■ Exercise
Search the records for the word "Long" and pick out every line that has it.
BEGIN
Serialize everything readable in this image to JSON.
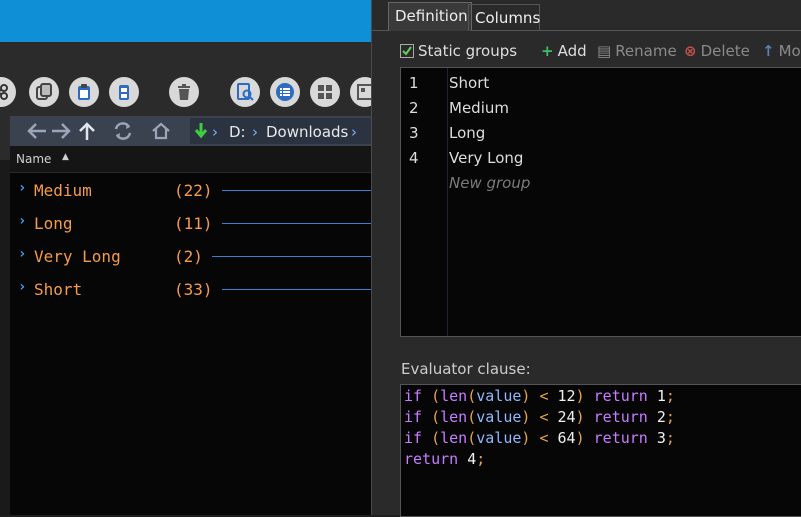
{
  "explorer": {
    "address": {
      "drive": "D:",
      "folder": "Downloads"
    },
    "column_header": "Name",
    "groups": [
      {
        "name": "Medium",
        "count": "(22)"
      },
      {
        "name": "Long",
        "count": "(11)"
      },
      {
        "name": "Very Long",
        "count": "(2)"
      },
      {
        "name": "Short",
        "count": "(33)"
      }
    ]
  },
  "dialog": {
    "tabs": [
      "Definition",
      "Columns"
    ],
    "static_groups_label": "Static groups",
    "static_groups_checked": true,
    "toolbar": {
      "add": "Add",
      "rename": "Rename",
      "delete": "Delete",
      "move": "Mo"
    },
    "groups": [
      {
        "num": "1",
        "label": "Short"
      },
      {
        "num": "2",
        "label": "Medium"
      },
      {
        "num": "3",
        "label": "Long"
      },
      {
        "num": "4",
        "label": "Very Long"
      }
    ],
    "new_group_placeholder": "New group",
    "evaluator_label": "Evaluator clause:",
    "code": {
      "kw_if": "if",
      "kw_return": "return",
      "fn_len": "len",
      "var": "value",
      "op_lt": "<",
      "thresholds": [
        "12",
        "24",
        "64"
      ],
      "returns": [
        "1",
        "2",
        "3",
        "4"
      ]
    }
  },
  "colors": {
    "accent_blue": "#0e8fd6",
    "group_orange": "#f59b4a",
    "chevron_blue": "#3fa3ff",
    "keyword_purple": "#c77dff"
  }
}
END
■ Task solution
        "name": "Long",
        "name": "Very Long",
        "label": "Long"
        "label": "Very Long"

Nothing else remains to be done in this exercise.